White Pass Country Historical Museum

Mt St Helens Display

MT St Helens
Ash and pumice from the May 18, 1980 eruption of Mt. St. Helens. The dark piece of pumice in the photo is from an eruption of Mt Rainier.

In 1980, Mt St Helens erupted with a tremendous blast of fire and smoke that destroyed more than 230 square miles of forest.

Native American names for Mount St. Helens were “Loowit” or “Louwala-Clough”, which meant “smoking mountain”. A Gifford Pinchot National Forest “Mount St. Helens” Brochure (1980) tells the story of how Mount St. Helens came to be:

“An Indian name for the mountain, Louwala-Clough, means “smoking mountain”. According to one legend, the mountain was once a beautiful maiden, “Loowit”. When two sons of the Great Spirit “Sahale” fell in love with her, she could not choose between them. The two braves, Wyeast and Klickitat fought over her, burying villages and forests in the process. Sahale was furious. He smote the three lovers and erected a mighty mountain peak where each fell. Because Loowit was beautiful, her mountain (Mount St. Helens) was a beautiful, symmetrical cone of dazzling white. Wyeast (Mount Hood) lifts his head in pride, but Klickitat (Mount Adams) wept to see the beautiful maiden wrapped in snow, so he bends his head as he gazes on St. Helens. …”


According to the U.S. Geological Survey (USGS), Mount St. Helens began growing before the end of the Ice Age, its oldest ash deposits date to at least 40,000 years ago. Yet the visible portion of the volcano – the cone – is much younger. Geologist believe it formed over the last 2,200 years.

Mount St. Helens has had nine main eruptions prior to the 1980 eruption. Each “pulse” of eruptions lasted less than 100 years to up to 5,000 years, with long intervals of dormancy between them.

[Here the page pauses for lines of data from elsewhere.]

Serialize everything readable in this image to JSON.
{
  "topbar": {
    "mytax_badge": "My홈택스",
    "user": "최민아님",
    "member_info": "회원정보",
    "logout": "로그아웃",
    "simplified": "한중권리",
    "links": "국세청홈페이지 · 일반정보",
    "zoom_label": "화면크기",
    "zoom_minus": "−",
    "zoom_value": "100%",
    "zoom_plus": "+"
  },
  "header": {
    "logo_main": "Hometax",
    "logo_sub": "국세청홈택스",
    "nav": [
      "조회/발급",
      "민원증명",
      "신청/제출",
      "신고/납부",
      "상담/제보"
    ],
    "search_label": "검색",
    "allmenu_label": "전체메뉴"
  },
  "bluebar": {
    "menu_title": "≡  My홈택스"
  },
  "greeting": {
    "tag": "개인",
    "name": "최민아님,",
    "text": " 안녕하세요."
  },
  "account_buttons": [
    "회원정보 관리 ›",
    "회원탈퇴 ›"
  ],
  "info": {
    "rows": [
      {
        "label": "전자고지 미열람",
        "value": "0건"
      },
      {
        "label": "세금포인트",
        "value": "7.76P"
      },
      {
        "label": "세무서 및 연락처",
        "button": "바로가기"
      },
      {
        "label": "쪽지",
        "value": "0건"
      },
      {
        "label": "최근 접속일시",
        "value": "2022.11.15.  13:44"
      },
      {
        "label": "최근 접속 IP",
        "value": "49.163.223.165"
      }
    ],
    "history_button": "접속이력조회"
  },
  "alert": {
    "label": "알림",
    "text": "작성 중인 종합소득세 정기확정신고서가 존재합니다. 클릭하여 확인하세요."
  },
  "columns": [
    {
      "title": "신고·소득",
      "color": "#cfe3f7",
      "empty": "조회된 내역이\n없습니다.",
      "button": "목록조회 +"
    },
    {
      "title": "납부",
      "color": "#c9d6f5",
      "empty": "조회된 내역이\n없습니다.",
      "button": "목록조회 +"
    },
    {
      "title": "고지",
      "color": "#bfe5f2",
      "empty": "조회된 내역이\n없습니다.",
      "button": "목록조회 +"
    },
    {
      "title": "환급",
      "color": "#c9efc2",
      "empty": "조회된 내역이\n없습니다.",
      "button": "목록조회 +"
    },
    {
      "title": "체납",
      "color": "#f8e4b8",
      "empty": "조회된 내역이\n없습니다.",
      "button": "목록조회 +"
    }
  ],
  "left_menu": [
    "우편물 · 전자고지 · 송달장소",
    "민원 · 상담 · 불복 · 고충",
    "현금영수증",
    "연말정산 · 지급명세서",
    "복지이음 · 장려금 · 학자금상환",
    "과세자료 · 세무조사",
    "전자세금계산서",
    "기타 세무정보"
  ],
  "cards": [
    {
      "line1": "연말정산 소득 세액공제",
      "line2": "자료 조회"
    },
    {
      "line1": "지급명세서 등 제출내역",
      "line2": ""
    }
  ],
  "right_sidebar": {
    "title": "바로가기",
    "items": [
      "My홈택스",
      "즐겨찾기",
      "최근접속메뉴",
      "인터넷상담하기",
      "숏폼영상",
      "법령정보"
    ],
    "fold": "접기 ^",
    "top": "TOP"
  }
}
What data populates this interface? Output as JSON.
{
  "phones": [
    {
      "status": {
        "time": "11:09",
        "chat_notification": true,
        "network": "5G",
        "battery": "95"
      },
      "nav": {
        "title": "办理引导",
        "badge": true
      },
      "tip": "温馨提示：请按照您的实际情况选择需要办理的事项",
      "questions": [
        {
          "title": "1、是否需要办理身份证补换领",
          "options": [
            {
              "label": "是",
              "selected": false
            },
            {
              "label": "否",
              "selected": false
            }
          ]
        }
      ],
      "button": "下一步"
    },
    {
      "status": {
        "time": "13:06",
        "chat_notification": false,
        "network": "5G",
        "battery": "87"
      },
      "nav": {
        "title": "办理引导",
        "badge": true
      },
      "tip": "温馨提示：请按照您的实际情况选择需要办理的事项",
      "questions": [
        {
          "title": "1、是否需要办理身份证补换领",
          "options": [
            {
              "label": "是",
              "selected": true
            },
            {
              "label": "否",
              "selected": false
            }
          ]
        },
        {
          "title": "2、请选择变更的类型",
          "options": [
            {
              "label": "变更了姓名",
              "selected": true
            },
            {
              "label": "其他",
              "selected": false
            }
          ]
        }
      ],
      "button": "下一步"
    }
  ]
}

Location: Room 6

The Eruptionof Mt St Helens had a massive impact on the local area.

Age: Most of the items were created on May 18th 1980.